* _EXERCISE DATA_:

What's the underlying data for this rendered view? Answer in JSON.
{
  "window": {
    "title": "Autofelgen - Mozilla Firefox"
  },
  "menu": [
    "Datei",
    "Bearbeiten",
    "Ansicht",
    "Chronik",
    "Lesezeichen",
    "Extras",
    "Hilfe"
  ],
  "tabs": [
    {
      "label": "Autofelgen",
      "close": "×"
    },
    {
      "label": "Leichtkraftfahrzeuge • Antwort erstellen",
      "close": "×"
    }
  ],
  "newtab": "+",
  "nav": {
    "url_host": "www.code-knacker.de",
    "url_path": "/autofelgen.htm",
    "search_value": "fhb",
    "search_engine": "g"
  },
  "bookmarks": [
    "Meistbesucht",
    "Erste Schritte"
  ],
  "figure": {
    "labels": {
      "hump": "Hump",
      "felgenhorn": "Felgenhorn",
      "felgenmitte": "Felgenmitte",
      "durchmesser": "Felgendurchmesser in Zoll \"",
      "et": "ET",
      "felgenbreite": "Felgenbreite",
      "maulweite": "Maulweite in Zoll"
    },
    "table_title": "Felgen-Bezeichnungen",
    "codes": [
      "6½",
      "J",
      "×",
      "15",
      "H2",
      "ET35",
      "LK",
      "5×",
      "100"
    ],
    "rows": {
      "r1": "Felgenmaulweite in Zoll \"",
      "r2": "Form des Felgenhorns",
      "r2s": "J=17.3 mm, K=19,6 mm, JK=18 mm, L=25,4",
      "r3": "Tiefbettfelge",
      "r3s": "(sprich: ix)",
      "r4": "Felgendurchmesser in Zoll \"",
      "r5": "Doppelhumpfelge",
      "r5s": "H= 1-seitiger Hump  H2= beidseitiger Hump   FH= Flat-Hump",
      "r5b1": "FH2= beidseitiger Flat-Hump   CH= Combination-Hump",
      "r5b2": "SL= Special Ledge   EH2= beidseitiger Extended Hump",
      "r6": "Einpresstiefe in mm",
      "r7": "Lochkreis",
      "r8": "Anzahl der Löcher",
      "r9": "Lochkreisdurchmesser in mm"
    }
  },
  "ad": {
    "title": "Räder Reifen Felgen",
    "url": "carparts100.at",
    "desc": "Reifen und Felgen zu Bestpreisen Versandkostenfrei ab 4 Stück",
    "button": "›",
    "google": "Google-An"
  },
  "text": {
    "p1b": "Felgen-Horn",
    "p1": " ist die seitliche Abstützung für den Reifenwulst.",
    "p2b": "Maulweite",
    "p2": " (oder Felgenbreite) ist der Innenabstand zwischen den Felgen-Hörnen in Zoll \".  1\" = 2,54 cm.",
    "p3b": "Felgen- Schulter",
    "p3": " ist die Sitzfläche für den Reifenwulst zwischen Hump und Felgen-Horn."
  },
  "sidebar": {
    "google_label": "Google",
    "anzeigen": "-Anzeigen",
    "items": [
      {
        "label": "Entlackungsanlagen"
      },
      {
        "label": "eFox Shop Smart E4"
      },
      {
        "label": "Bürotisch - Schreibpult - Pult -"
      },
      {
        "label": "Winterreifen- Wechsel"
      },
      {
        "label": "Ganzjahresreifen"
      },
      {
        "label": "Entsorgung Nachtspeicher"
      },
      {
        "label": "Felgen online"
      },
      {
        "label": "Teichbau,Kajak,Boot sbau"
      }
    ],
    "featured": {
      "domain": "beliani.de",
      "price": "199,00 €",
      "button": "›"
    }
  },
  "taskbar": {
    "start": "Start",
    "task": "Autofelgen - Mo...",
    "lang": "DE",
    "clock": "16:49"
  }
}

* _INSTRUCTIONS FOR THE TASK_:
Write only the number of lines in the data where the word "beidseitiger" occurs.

* _TASK ANSWER_:
3